··· DATA ···

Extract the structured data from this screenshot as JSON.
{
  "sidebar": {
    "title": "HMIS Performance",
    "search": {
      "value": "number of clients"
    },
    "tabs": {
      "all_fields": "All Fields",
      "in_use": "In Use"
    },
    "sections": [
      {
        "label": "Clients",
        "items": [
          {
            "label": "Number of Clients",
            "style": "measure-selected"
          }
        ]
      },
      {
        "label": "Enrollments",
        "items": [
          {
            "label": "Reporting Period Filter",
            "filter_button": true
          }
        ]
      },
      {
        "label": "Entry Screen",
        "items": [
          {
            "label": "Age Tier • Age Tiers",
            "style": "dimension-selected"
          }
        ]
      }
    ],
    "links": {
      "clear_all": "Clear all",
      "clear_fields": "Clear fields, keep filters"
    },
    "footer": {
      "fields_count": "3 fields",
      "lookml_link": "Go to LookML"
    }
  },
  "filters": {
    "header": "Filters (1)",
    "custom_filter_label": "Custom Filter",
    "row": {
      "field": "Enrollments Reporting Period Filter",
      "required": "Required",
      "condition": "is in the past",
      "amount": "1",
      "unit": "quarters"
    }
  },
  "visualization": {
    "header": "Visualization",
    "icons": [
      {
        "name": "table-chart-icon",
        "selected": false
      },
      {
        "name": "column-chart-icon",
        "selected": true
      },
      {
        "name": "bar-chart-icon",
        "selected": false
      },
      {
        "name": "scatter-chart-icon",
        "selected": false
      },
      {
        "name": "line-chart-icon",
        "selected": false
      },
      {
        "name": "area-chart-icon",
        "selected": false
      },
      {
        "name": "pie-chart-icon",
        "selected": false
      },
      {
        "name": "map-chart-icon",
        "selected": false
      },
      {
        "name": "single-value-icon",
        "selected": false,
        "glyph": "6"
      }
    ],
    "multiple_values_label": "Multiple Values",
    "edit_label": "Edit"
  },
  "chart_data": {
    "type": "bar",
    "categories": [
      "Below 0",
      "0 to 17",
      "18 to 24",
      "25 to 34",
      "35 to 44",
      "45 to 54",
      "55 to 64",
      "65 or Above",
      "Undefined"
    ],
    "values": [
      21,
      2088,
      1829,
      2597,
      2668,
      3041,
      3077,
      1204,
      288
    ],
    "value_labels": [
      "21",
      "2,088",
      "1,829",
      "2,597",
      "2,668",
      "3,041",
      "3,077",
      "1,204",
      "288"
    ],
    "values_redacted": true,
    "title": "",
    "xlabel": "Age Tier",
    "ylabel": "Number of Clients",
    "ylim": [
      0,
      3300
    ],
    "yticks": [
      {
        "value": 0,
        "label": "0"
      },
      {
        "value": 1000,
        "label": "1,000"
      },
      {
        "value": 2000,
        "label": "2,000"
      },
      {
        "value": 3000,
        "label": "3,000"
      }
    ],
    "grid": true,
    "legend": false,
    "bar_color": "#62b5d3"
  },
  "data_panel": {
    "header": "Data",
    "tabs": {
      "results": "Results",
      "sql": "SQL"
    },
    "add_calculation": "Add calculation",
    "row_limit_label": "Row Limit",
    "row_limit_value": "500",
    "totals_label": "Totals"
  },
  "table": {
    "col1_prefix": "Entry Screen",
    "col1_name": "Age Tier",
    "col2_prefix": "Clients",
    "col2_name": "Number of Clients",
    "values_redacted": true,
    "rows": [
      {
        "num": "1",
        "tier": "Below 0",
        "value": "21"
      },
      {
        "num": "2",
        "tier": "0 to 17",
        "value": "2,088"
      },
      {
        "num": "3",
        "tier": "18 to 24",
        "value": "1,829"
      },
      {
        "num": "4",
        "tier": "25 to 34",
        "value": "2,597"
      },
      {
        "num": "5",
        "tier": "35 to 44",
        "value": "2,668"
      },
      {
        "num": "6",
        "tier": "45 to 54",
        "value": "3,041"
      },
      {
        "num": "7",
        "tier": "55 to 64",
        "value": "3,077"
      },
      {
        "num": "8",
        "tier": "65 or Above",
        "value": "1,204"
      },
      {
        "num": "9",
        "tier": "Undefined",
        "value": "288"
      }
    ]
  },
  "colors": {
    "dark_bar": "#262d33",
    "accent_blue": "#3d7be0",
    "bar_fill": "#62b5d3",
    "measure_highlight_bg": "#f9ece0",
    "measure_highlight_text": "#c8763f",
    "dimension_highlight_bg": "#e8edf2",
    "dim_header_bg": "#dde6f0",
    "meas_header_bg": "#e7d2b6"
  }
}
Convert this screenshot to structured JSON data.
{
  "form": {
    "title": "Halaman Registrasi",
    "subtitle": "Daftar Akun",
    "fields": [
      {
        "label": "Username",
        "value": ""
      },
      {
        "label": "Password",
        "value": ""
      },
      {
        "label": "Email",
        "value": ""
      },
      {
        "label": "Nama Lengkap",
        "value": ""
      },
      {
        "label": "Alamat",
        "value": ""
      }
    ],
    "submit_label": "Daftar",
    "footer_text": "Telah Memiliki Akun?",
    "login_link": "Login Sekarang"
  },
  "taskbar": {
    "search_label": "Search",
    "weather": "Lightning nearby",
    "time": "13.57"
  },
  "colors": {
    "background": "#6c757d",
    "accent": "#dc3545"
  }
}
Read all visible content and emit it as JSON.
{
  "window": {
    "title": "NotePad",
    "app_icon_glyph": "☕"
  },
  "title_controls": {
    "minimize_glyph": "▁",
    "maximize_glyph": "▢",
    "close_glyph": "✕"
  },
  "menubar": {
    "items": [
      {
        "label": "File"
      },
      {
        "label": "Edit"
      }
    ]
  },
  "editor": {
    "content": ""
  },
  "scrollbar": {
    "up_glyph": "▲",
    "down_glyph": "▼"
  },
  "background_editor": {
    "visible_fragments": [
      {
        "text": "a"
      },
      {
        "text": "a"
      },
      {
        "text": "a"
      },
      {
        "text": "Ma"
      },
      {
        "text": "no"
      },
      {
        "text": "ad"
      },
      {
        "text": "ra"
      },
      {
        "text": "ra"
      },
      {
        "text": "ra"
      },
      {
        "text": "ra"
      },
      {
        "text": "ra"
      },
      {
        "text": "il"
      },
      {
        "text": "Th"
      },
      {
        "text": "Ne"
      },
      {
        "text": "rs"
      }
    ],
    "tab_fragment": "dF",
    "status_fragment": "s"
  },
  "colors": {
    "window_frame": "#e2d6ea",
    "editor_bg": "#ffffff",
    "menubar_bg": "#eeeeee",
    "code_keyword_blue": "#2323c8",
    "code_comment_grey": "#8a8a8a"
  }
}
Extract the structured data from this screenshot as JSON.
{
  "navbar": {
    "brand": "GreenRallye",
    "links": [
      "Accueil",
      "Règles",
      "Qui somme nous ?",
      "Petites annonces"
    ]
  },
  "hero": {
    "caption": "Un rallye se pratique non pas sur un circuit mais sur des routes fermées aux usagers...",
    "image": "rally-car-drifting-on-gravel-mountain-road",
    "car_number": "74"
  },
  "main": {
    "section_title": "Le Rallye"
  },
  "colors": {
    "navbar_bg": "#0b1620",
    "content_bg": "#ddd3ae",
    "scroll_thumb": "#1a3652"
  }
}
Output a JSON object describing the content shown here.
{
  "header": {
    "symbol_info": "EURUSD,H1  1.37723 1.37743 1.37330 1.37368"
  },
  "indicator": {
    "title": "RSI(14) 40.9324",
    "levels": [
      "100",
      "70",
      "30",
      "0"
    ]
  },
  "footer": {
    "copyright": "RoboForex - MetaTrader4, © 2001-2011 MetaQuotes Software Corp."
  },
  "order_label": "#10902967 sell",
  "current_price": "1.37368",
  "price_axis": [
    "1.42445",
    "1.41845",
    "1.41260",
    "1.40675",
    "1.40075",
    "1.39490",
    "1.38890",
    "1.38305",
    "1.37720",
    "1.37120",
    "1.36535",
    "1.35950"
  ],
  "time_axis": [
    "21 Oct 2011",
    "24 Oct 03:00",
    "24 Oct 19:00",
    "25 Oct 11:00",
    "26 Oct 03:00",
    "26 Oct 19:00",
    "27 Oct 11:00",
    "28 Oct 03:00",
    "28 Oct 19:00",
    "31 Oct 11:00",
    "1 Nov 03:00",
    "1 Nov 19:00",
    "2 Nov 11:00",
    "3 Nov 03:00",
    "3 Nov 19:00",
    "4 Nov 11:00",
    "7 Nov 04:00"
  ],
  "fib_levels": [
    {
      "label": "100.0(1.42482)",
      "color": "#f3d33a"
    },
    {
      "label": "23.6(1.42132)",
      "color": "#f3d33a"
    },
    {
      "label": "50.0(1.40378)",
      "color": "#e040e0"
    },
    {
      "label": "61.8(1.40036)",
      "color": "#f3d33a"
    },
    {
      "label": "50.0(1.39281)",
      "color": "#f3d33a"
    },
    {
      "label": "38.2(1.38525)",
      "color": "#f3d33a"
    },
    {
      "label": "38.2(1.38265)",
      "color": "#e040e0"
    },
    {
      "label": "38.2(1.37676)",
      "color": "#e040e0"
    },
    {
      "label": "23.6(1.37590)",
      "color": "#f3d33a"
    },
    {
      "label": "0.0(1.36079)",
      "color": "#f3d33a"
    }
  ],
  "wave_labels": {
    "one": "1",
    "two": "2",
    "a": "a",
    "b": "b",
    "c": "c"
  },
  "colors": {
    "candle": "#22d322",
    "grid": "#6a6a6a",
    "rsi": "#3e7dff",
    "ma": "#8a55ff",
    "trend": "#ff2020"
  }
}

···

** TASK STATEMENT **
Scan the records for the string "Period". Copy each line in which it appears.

** OUTPUT OF THE TASK **
            "label": "Reporting Period Filter",
      "field": "Enrollments Reporting Period Filter",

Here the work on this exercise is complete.